### INFORMATION GIVEN

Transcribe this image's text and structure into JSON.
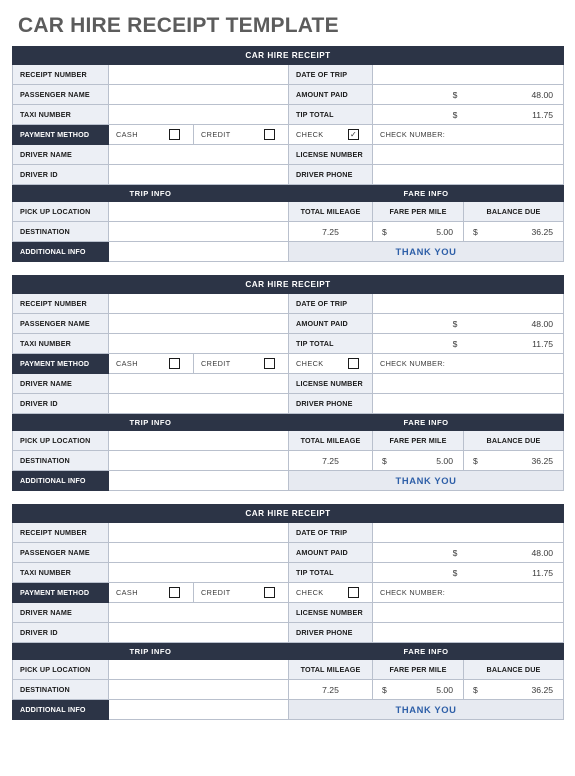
{
  "page": {
    "title": "CAR HIRE RECEIPT TEMPLATE"
  },
  "labels": {
    "header": "CAR HIRE RECEIPT",
    "receipt_number": "RECEIPT NUMBER",
    "passenger_name": "PASSENGER NAME",
    "taxi_number": "TAXI NUMBER",
    "payment_method": "PAYMENT METHOD",
    "driver_name": "DRIVER NAME",
    "driver_id": "DRIVER ID",
    "date_of_trip": "DATE OF TRIP",
    "amount_paid": "AMOUNT PAID",
    "tip_total": "TIP TOTAL",
    "license_number": "LICENSE NUMBER",
    "driver_phone": "DRIVER PHONE",
    "cash": "CASH",
    "credit": "CREDIT",
    "check": "CHECK",
    "check_number": "CHECK NUMBER:",
    "trip_info": "TRIP INFO",
    "fare_info": "FARE INFO",
    "pick_up_location": "PICK UP LOCATION",
    "destination": "DESTINATION",
    "additional_info": "ADDITIONAL INFO",
    "total_mileage": "TOTAL MILEAGE",
    "fare_per_mile": "FARE PER MILE",
    "balance_due": "BALANCE DUE",
    "thank_you": "THANK YOU",
    "currency": "$",
    "check_mark": "✓",
    "empty": ""
  },
  "colors": {
    "bar": "#2c3446",
    "label_bg": "#eceff5",
    "thanks_text": "#2e5fa8",
    "thanks_bg": "#e7eaf1",
    "title_text": "#5c5c5c",
    "border": "#b9c0cd"
  },
  "receipts": [
    {
      "id": "receipt-1",
      "receipt_number": "",
      "passenger_name": "",
      "taxi_number": "",
      "driver_name": "",
      "driver_id": "",
      "date_of_trip": "",
      "amount_paid": "48.00",
      "tip_total": "11.75",
      "license_number": "",
      "driver_phone": "",
      "check_number": "",
      "cash_checked": "",
      "credit_checked": "",
      "check_checked": "✓",
      "pick_up_location": "",
      "destination": "",
      "additional_info": "",
      "total_mileage": "7.25",
      "fare_per_mile": "5.00",
      "balance_due": "36.25",
      "thank_you": "THANK YOU"
    },
    {
      "id": "receipt-2",
      "receipt_number": "",
      "passenger_name": "",
      "taxi_number": "",
      "driver_name": "",
      "driver_id": "",
      "date_of_trip": "",
      "amount_paid": "48.00",
      "tip_total": "11.75",
      "license_number": "",
      "driver_phone": "",
      "check_number": "",
      "cash_checked": "",
      "credit_checked": "",
      "check_checked": "",
      "pick_up_location": "",
      "destination": "",
      "additional_info": "",
      "total_mileage": "7.25",
      "fare_per_mile": "5.00",
      "balance_due": "36.25",
      "thank_you": "THANK YOU"
    },
    {
      "id": "receipt-3",
      "receipt_number": "",
      "passenger_name": "",
      "taxi_number": "",
      "driver_name": "",
      "driver_id": "",
      "date_of_trip": "",
      "amount_paid": "48.00",
      "tip_total": "11.75",
      "license_number": "",
      "driver_phone": "",
      "check_number": "",
      "cash_checked": "",
      "credit_checked": "",
      "check_checked": "",
      "pick_up_location": "",
      "destination": "",
      "additional_info": "",
      "total_mileage": "7.25",
      "fare_per_mile": "5.00",
      "balance_due": "36.25",
      "thank_you": "THANK YOU"
    }
  ]
}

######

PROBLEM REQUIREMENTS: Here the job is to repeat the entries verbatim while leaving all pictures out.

EXPECTED ANSWER:
Transcribe this image's text and structure into JSON.
{
  "page": {
    "title": "CAR HIRE RECEIPT TEMPLATE"
  },
  "labels": {
    "header": "CAR HIRE RECEIPT",
    "receipt_number": "RECEIPT NUMBER",
    "passenger_name": "PASSENGER NAME",
    "taxi_number": "TAXI NUMBER",
    "payment_method": "PAYMENT METHOD",
    "driver_name": "DRIVER NAME",
    "driver_id": "DRIVER ID",
    "date_of_trip": "DATE OF TRIP",
    "amount_paid": "AMOUNT PAID",
    "tip_total": "TIP TOTAL",
    "license_number": "LICENSE NUMBER",
    "driver_phone": "DRIVER PHONE",
    "cash": "CASH",
    "credit": "CREDIT",
    "check": "CHECK",
    "check_number": "CHECK NUMBER:",
    "trip_info": "TRIP INFO",
    "fare_info": "FARE INFO",
    "pick_up_location": "PICK UP LOCATION",
    "destination": "DESTINATION",
    "additional_info": "ADDITIONAL INFO",
    "total_mileage": "TOTAL MILEAGE",
    "fare_per_mile": "FARE PER MILE",
    "balance_due": "BALANCE DUE",
    "thank_you": "THANK YOU",
    "currency": "$",
    "check_mark": "✓",
    "empty": ""
  },
  "colors": {
    "bar": "#2c3446",
    "label_bg": "#eceff5",
    "thanks_text": "#2e5fa8",
    "thanks_bg": "#e7eaf1",
    "title_text": "#5c5c5c",
    "border": "#b9c0cd"
  },
  "receipts": [
    {
      "id": "receipt-1",
      "receipt_number": "",
      "passenger_name": "",
      "taxi_number": "",
      "driver_name": "",
      "driver_id": "",
      "date_of_trip": "",
      "amount_paid": "48.00",
      "tip_total": "11.75",
      "license_number": "",
      "driver_phone": "",
      "check_number": "",
      "cash_checked": "",
      "credit_checked": "",
      "check_checked": "✓",
      "pick_up_location": "",
      "destination": "",
      "additional_info": "",
      "total_mileage": "7.25",
      "fare_per_mile": "5.00",
      "balance_due": "36.25",
      "thank_you": "THANK YOU"
    },
    {
      "id": "receipt-2",
      "receipt_number": "",
      "passenger_name": "",
      "taxi_number": "",
      "driver_name": "",
      "driver_id": "",
      "date_of_trip": "",
      "amount_paid": "48.00",
      "tip_total": "11.75",
      "license_number": "",
      "driver_phone": "",
      "check_number": "",
      "cash_checked": "",
      "credit_checked": "",
      "check_checked": "",
      "pick_up_location": "",
      "destination": "",
      "additional_info": "",
      "total_mileage": "7.25",
      "fare_per_mile": "5.00",
      "balance_due": "36.25",
      "thank_you": "THANK YOU"
    },
    {
      "id": "receipt-3",
      "receipt_number": "",
      "passenger_name": "",
      "taxi_number": "",
      "driver_name": "",
      "driver_id": "",
      "date_of_trip": "",
      "amount_paid": "48.00",
      "tip_total": "11.75",
      "license_number": "",
      "driver_phone": "",
      "check_number": "",
      "cash_checked": "",
      "credit_checked": "",
      "check_checked": "",
      "pick_up_location": "",
      "destination": "",
      "additional_info": "",
      "total_mileage": "7.25",
      "fare_per_mile": "5.00",
      "balance_due": "36.25",
      "thank_you": "THANK YOU"
    }
  ]
}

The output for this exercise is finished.